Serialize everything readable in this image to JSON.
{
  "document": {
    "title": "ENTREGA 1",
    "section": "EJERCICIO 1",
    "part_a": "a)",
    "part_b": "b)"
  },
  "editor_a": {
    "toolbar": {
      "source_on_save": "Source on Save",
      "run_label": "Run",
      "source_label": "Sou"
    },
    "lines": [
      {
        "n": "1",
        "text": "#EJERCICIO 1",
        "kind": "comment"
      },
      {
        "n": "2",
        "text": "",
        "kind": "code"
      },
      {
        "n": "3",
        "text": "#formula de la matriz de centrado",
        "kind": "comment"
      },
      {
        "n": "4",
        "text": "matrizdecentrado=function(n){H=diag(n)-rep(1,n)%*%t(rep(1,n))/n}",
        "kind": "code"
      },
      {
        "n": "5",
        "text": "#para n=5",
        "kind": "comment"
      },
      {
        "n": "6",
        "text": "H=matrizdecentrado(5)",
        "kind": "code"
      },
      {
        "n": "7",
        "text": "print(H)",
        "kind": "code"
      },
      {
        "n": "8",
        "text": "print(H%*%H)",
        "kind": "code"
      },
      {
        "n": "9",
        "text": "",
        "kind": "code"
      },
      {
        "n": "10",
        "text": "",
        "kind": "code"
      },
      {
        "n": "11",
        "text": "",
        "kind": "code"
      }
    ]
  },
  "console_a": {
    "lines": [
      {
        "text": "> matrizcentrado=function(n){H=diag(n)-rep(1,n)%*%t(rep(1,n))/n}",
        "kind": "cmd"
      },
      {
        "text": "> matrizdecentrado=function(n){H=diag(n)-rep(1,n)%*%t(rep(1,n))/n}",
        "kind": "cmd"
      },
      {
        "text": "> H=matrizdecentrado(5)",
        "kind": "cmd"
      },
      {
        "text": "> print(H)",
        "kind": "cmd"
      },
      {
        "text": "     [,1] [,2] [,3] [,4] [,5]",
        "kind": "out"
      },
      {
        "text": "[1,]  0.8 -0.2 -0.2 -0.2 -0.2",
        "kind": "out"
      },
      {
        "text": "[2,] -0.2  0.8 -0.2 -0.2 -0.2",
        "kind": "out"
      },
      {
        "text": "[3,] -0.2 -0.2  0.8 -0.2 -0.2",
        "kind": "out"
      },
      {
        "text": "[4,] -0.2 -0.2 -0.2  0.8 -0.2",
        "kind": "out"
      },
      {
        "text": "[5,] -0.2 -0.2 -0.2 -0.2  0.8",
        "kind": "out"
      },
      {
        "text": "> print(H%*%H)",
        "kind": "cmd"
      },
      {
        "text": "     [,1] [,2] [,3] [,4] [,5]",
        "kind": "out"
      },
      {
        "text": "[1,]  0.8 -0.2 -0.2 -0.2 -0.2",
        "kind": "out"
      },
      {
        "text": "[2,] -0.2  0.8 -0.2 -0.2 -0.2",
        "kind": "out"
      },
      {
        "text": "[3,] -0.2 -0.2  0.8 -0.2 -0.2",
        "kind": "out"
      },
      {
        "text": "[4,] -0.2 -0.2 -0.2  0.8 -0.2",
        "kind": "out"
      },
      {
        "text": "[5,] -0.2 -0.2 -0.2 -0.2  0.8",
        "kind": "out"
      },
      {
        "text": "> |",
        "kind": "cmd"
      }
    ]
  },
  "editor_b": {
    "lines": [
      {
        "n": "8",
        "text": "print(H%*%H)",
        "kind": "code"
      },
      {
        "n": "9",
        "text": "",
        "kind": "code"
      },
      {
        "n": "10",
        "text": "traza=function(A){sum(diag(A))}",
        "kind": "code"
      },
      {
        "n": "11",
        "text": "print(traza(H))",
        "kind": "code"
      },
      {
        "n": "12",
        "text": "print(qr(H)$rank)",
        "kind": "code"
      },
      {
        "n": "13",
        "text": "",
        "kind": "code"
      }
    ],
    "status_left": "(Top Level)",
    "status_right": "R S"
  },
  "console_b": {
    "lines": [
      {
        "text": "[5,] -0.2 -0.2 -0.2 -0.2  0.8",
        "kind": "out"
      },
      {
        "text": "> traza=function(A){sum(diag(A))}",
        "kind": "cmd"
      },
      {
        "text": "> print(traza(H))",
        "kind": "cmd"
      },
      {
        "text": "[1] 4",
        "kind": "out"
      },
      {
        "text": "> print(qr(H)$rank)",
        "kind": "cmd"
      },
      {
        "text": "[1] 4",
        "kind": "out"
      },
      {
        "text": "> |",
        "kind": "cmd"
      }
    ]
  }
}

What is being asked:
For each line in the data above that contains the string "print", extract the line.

Exercise response:
        "text": "print(H)",
        "text": "print(H%*%H)",
        "text": "> print(H)",
        "text": "> print(H%*%H)",
        "text": "print(H%*%H)",
        "text": "print(traza(H))",
        "text": "print(qr(H)$rank)",
        "text": "> print(traza(H))",
        "text": "> print(qr(H)$rank)",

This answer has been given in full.